⟨
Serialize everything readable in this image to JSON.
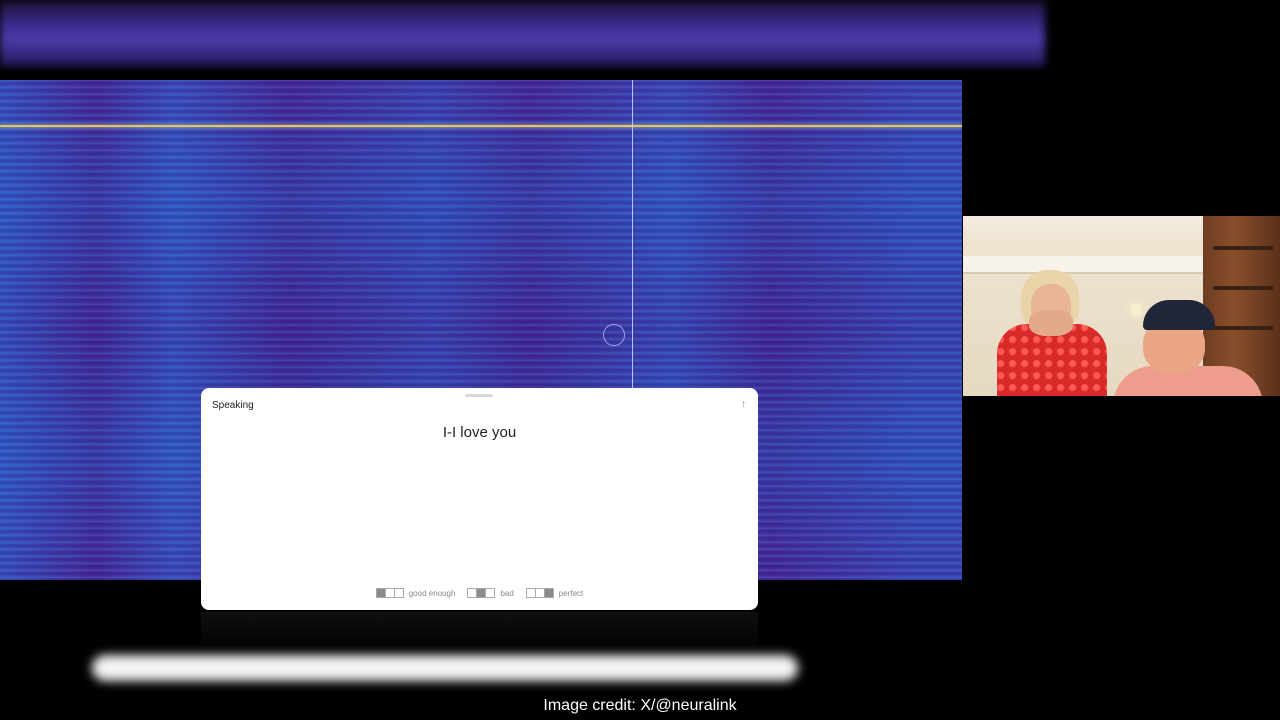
{
  "speech_panel": {
    "title": "Speaking",
    "transcript": "I-I love you",
    "expand_icon": "arrow-up-icon",
    "feedback_options": [
      {
        "label": "good enough",
        "filled": 1
      },
      {
        "label": "bad",
        "filled": 2
      },
      {
        "label": "perfect",
        "filled": 3
      }
    ]
  },
  "video_feed": {
    "icon": "video-call-feed"
  },
  "credit": "Image credit: X/@neuralink",
  "colors": {
    "spectrogram_base": "#3a1a82",
    "spectrogram_highlight": "#4a9ef0",
    "marker_line": "#d9c86a",
    "card_background": "#ffffff"
  }
}
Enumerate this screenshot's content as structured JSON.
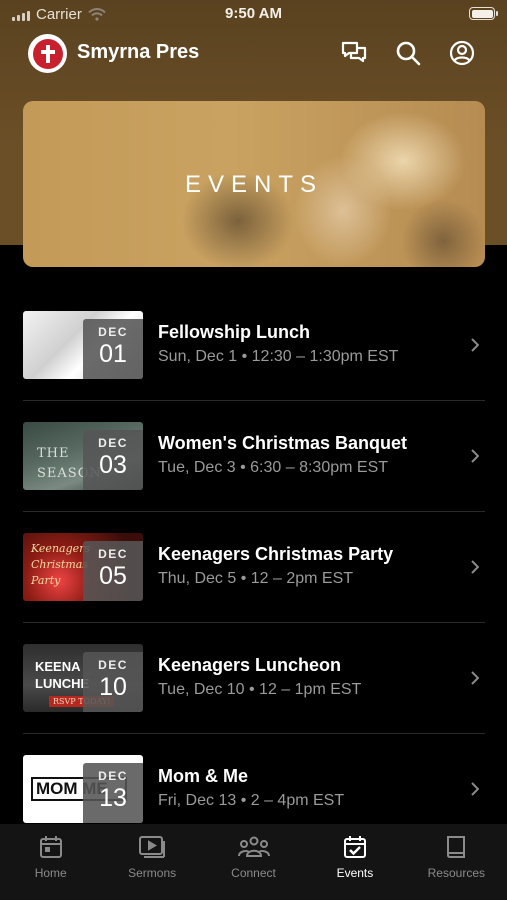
{
  "status": {
    "carrier": "Carrier",
    "time": "9:50 AM"
  },
  "app": {
    "title": "Smyrna Pres"
  },
  "banner": {
    "title": "EVENTS"
  },
  "events": [
    {
      "month": "DEC",
      "day": "01",
      "title": "Fellowship Lunch",
      "subtitle": "Sun, Dec 1 • 12:30 – 1:30pm EST"
    },
    {
      "month": "DEC",
      "day": "03",
      "title": "Women's Christmas Banquet",
      "subtitle": "Tue, Dec 3 • 6:30 – 8:30pm EST",
      "thumb_text": "THE SEASON"
    },
    {
      "month": "DEC",
      "day": "05",
      "title": "Keenagers Christmas Party",
      "subtitle": "Thu, Dec 5 • 12 – 2pm EST",
      "thumb_text": "Keenagers Christmas Party"
    },
    {
      "month": "DEC",
      "day": "10",
      "title": "Keenagers Luncheon",
      "subtitle": "Tue, Dec 10 • 12 – 1pm EST",
      "thumb_text": "KEENA LUNCHE",
      "thumb_badge": "RSVP TODAY!"
    },
    {
      "month": "DEC",
      "day": "13",
      "title": "Mom & Me",
      "subtitle": "Fri, Dec 13 • 2 – 4pm EST",
      "thumb_text": "MOM ME"
    }
  ],
  "tabs": [
    {
      "label": "Home",
      "icon": "calendar-icon"
    },
    {
      "label": "Sermons",
      "icon": "play-icon"
    },
    {
      "label": "Connect",
      "icon": "people-icon"
    },
    {
      "label": "Events",
      "icon": "calendar-check-icon"
    },
    {
      "label": "Resources",
      "icon": "book-icon"
    }
  ],
  "active_tab": "Events",
  "colors": {
    "header_brown": "#6b4f27",
    "logo_red": "#c8202c",
    "background": "#000000"
  }
}
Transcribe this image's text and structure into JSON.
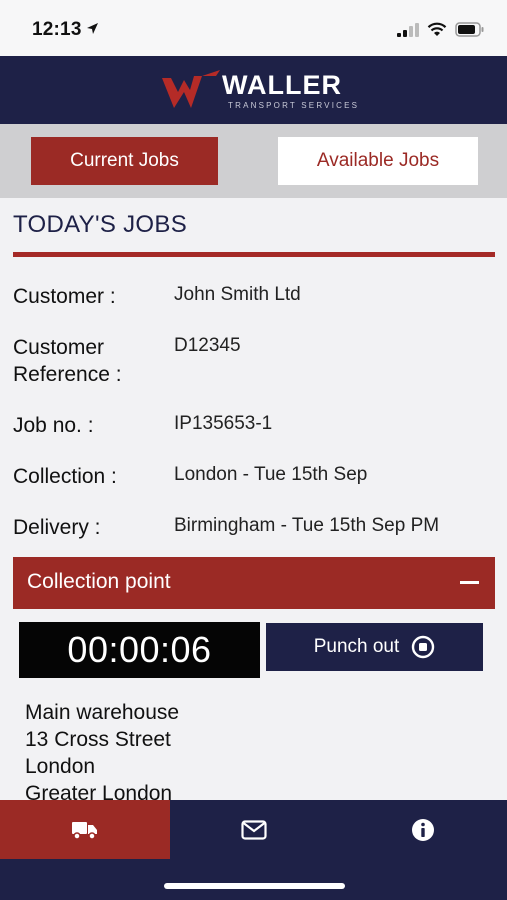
{
  "status_bar": {
    "time": "12:13"
  },
  "brand": {
    "name": "WALLER",
    "tagline": "TRANSPORT SERVICES",
    "accent": "#9b2a25",
    "navy": "#1e2147"
  },
  "tabs": [
    {
      "label": "Current Jobs",
      "active": true
    },
    {
      "label": "Available Jobs",
      "active": false
    }
  ],
  "section_title": "TODAY'S JOBS",
  "job": {
    "customer": {
      "label": "Customer :",
      "value": "John Smith Ltd"
    },
    "reference": {
      "label_line1": "Customer",
      "label_line2": "Reference :",
      "value": "D12345"
    },
    "job_no": {
      "label": "Job no. :",
      "value": "IP135653-1"
    },
    "collection": {
      "label": "Collection :",
      "value": "London - Tue 15th Sep"
    },
    "delivery": {
      "label": "Delivery :",
      "value": "Birmingham - Tue 15th Sep PM"
    }
  },
  "collection_point": {
    "title": "Collection point",
    "timer": "00:00:06",
    "punch_label": "Punch out",
    "address": [
      "Main warehouse",
      "13 Cross Street",
      "London",
      "Greater London"
    ]
  },
  "bottom_nav": [
    {
      "icon": "truck-icon",
      "active": true
    },
    {
      "icon": "envelope-icon",
      "active": false
    },
    {
      "icon": "info-icon",
      "active": false
    }
  ]
}
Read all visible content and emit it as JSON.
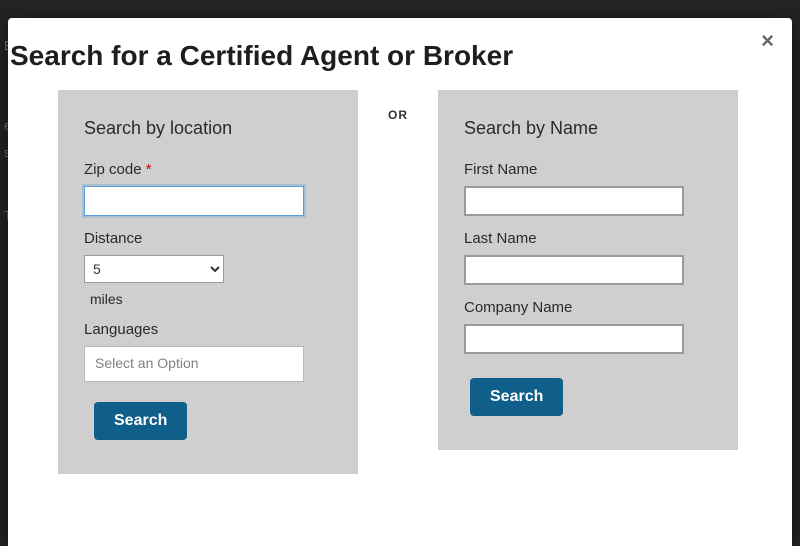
{
  "background": {
    "hint1": "E",
    "hint2": "ec",
    "hint3": "st",
    "hint4": "T"
  },
  "modal": {
    "title": "Search for a Certified Agent or Broker",
    "close": "×",
    "or": "OR",
    "left": {
      "heading": "Search by location",
      "zip_label": "Zip code",
      "zip_value": "",
      "required_mark": "*",
      "distance_label": "Distance",
      "distance_value": "5",
      "distance_unit": "miles",
      "languages_label": "Languages",
      "languages_placeholder": "Select an Option",
      "search_label": "Search"
    },
    "right": {
      "heading": "Search by Name",
      "first_name_label": "First Name",
      "first_name_value": "",
      "last_name_label": "Last Name",
      "last_name_value": "",
      "company_label": "Company Name",
      "company_value": "",
      "search_label": "Search"
    }
  }
}
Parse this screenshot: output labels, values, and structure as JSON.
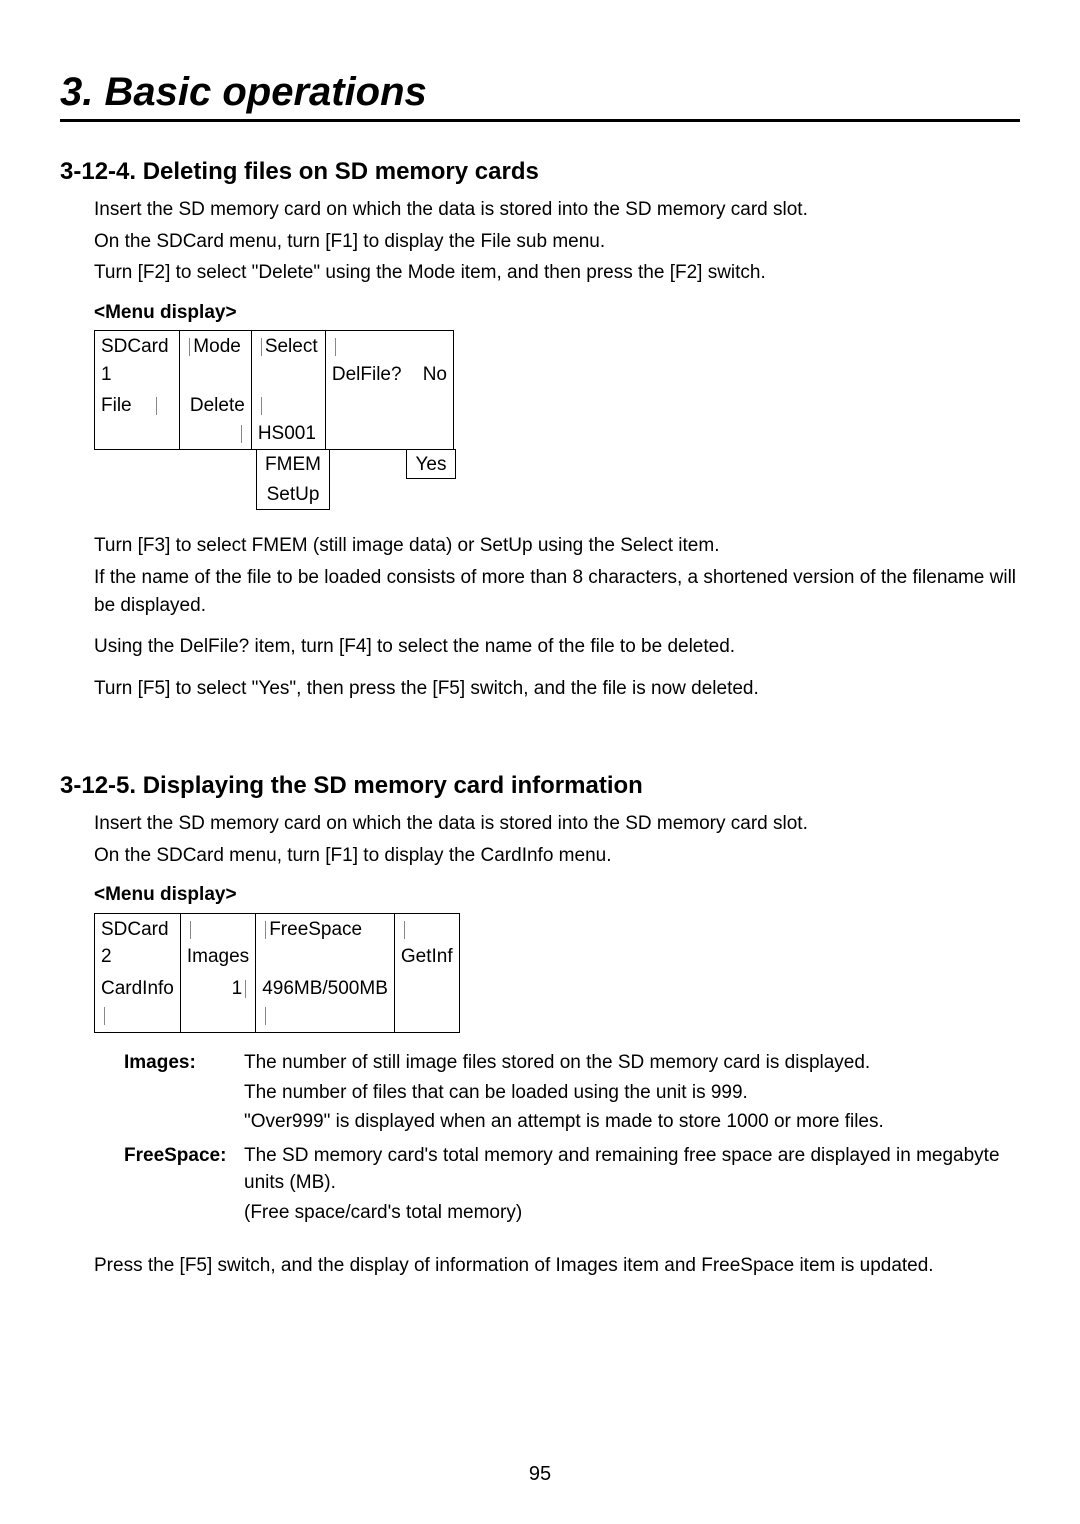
{
  "chapter_title": "3. Basic operations",
  "page_number": "95",
  "s1": {
    "heading": "3-12-4.  Deleting files on SD memory cards",
    "p1": "Insert the SD memory card on which the data is stored into the SD memory card slot.",
    "p2": "On the SDCard menu, turn [F1] to display the File sub menu.",
    "p3": "Turn [F2] to select \"Delete\" using the Mode item, and then press the [F2] switch.",
    "menu_label": "<Menu display>",
    "menu": {
      "r1c1": "SDCard 1",
      "r1c2": "Mode",
      "r1c3": "Select",
      "r1c4": "DelFile?",
      "r1c5": "No",
      "r2c1": "File",
      "r2c2": "Delete",
      "r2c3": "HS001",
      "opt1": "FMEM",
      "opt2": "SetUp",
      "opt_r": "Yes"
    },
    "p4a": "Turn [F3] to select FMEM (still image data) or SetUp using the Select item.",
    "p4b": "If the name of the file to be loaded consists of more than 8 characters, a shortened version of the filename will be displayed.",
    "p5": "Using the DelFile? item, turn [F4] to select the name of the file to be deleted.",
    "p6": "Turn [F5] to select \"Yes\", then press the [F5] switch, and the file is now deleted."
  },
  "s2": {
    "heading": "3-12-5.  Displaying the SD memory card information",
    "p1": "Insert the SD memory card on which the data is stored into the SD memory card slot.",
    "p2": "On the SDCard menu, turn [F1] to display the CardInfo menu.",
    "menu_label": "<Menu display>",
    "menu": {
      "r1c1": "SDCard 2",
      "r1c2": "Images",
      "r1c3": "FreeSpace",
      "r1c4": "GetInf",
      "r2c1": "CardInfo",
      "r2c2": "1",
      "r2c3": "496MB/500MB"
    },
    "defs": {
      "images_term": "Images:",
      "images_l1": "The number of still image files stored on the SD memory card is displayed.",
      "images_l2": "The number of files that can be loaded using the unit is 999.",
      "images_l3": "\"Over999\" is displayed when an attempt is made to store 1000 or more files.",
      "free_term": "FreeSpace:",
      "free_l1": "The SD memory card's total memory and remaining free space are displayed in megabyte units (MB).",
      "free_l2": "(Free space/card's total memory)"
    },
    "p3": "Press the [F5] switch, and the display of information of Images item and FreeSpace item is updated."
  }
}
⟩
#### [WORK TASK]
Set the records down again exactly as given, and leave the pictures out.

#### [OUTPUT OF THE TASK]
Serialize everything readable in this image to JSON.
{
  "speech_panel": {
    "title": "Speaking",
    "transcript": "I-I love you",
    "expand_icon": "arrow-up-icon",
    "feedback_options": [
      {
        "label": "good enough",
        "filled": 1
      },
      {
        "label": "bad",
        "filled": 2
      },
      {
        "label": "perfect",
        "filled": 3
      }
    ]
  },
  "video_feed": {
    "icon": "video-call-feed"
  },
  "credit": "Image credit: X/@neuralink",
  "colors": {
    "spectrogram_base": "#3a1a82",
    "spectrogram_highlight": "#4a9ef0",
    "marker_line": "#d9c86a",
    "card_background": "#ffffff"
  }
}
Enumerate this screenshot's content as structured JSON.
{
  "status": {
    "carrier": "Carrier",
    "time": "9:50 AM"
  },
  "app": {
    "title": "Smyrna Pres"
  },
  "banner": {
    "title": "EVENTS"
  },
  "events": [
    {
      "month": "DEC",
      "day": "01",
      "title": "Fellowship Lunch",
      "subtitle": "Sun, Dec 1 • 12:30 – 1:30pm EST"
    },
    {
      "month": "DEC",
      "day": "03",
      "title": "Women's Christmas Banquet",
      "subtitle": "Tue, Dec 3 • 6:30 – 8:30pm EST",
      "thumb_text": "THE SEASON"
    },
    {
      "month": "DEC",
      "day": "05",
      "title": "Keenagers Christmas Party",
      "subtitle": "Thu, Dec 5 • 12 – 2pm EST",
      "thumb_text": "Keenagers Christmas Party"
    },
    {
      "month": "DEC",
      "day": "10",
      "title": "Keenagers Luncheon",
      "subtitle": "Tue, Dec 10 • 12 – 1pm EST",
      "thumb_text": "KEENA LUNCHE",
      "thumb_badge": "RSVP TODAY!"
    },
    {
      "month": "DEC",
      "day": "13",
      "title": "Mom & Me",
      "subtitle": "Fri, Dec 13 • 2 – 4pm EST",
      "thumb_text": "MOM ME"
    }
  ],
  "tabs": [
    {
      "label": "Home",
      "icon": "calendar-icon"
    },
    {
      "label": "Sermons",
      "icon": "play-icon"
    },
    {
      "label": "Connect",
      "icon": "people-icon"
    },
    {
      "label": "Events",
      "icon": "calendar-check-icon"
    },
    {
      "label": "Resources",
      "icon": "book-icon"
    }
  ],
  "active_tab": "Events",
  "colors": {
    "header_brown": "#6b4f27",
    "logo_red": "#c8202c",
    "background": "#000000"
  }
}
Transcribe this image's text and structure into JSON.
{
  "status_bar": {
    "time": "12:13"
  },
  "brand": {
    "name": "WALLER",
    "tagline": "TRANSPORT SERVICES",
    "accent": "#9b2a25",
    "navy": "#1e2147"
  },
  "tabs": [
    {
      "label": "Current Jobs",
      "active": true
    },
    {
      "label": "Available Jobs",
      "active": false
    }
  ],
  "section_title": "TODAY'S JOBS",
  "job": {
    "customer": {
      "label": "Customer :",
      "value": "John Smith Ltd"
    },
    "reference": {
      "label_line1": "Customer",
      "label_line2": "Reference :",
      "value": "D12345"
    },
    "job_no": {
      "label": "Job no. :",
      "value": "IP135653-1"
    },
    "collection": {
      "label": "Collection :",
      "value": "London - Tue 15th Sep"
    },
    "delivery": {
      "label": "Delivery :",
      "value": "Birmingham - Tue 15th Sep PM"
    }
  },
  "collection_point": {
    "title": "Collection point",
    "timer": "00:00:06",
    "punch_label": "Punch out",
    "address": [
      "Main warehouse",
      "13 Cross Street",
      "London",
      "Greater London"
    ]
  },
  "bottom_nav": [
    {
      "icon": "truck-icon",
      "active": true
    },
    {
      "icon": "envelope-icon",
      "active": false
    },
    {
      "icon": "info-icon",
      "active": false
    }
  ]
}
Read all visible content and emit it as JSON.
{
  "background": {
    "hint1": "E",
    "hint2": "ec",
    "hint3": "st",
    "hint4": "T"
  },
  "modal": {
    "title": "Search for a Certified Agent or Broker",
    "close": "×",
    "or": "OR",
    "left": {
      "heading": "Search by location",
      "zip_label": "Zip code",
      "zip_value": "",
      "required_mark": "*",
      "distance_label": "Distance",
      "distance_value": "5",
      "distance_unit": "miles",
      "languages_label": "Languages",
      "languages_placeholder": "Select an Option",
      "search_label": "Search"
    },
    "right": {
      "heading": "Search by Name",
      "first_name_label": "First Name",
      "first_name_value": "",
      "last_name_label": "Last Name",
      "last_name_value": "",
      "company_label": "Company Name",
      "company_value": "",
      "search_label": "Search"
    }
  }
}
Parse this screenshot: output labels, values, and structure as JSON.
{
  "chapter_title": "3. Basic operations",
  "page_number": "95",
  "s1": {
    "heading": "3-12-4.  Deleting files on SD memory cards",
    "p1": "Insert the SD memory card on which the data is stored into the SD memory card slot.",
    "p2": "On the SDCard menu, turn [F1] to display the File sub menu.",
    "p3": "Turn [F2] to select \"Delete\" using the Mode item, and then press the [F2] switch.",
    "menu_label": "<Menu display>",
    "menu": {
      "r1c1": "SDCard 1",
      "r1c2": "Mode",
      "r1c3": "Select",
      "r1c4": "DelFile?",
      "r1c5": "No",
      "r2c1": "File",
      "r2c2": "Delete",
      "r2c3": "HS001",
      "opt1": "FMEM",
      "opt2": "SetUp",
      "opt_r": "Yes"
    },
    "p4a": "Turn [F3] to select FMEM (still image data) or SetUp using the Select item.",
    "p4b": "If the name of the file to be loaded consists of more than 8 characters, a shortened version of the filename will be displayed.",
    "p5": "Using the DelFile? item, turn [F4] to select the name of the file to be deleted.",
    "p6": "Turn [F5] to select \"Yes\", then press the [F5] switch, and the file is now deleted."
  },
  "s2": {
    "heading": "3-12-5.  Displaying the SD memory card information",
    "p1": "Insert the SD memory card on which the data is stored into the SD memory card slot.",
    "p2": "On the SDCard menu, turn [F1] to display the CardInfo menu.",
    "menu_label": "<Menu display>",
    "menu": {
      "r1c1": "SDCard 2",
      "r1c2": "Images",
      "r1c3": "FreeSpace",
      "r1c4": "GetInf",
      "r2c1": "CardInfo",
      "r2c2": "1",
      "r2c3": "496MB/500MB"
    },
    "defs": {
      "images_term": "Images:",
      "images_l1": "The number of still image files stored on the SD memory card is displayed.",
      "images_l2": "The number of files that can be loaded using the unit is 999.",
      "images_l3": "\"Over999\" is displayed when an attempt is made to store 1000 or more files.",
      "free_term": "FreeSpace:",
      "free_l1": "The SD memory card's total memory and remaining free space are displayed in megabyte units (MB).",
      "free_l2": "(Free space/card's total memory)"
    },
    "p3": "Press the [F5] switch, and the display of information of Images item and FreeSpace item is updated."
  }
}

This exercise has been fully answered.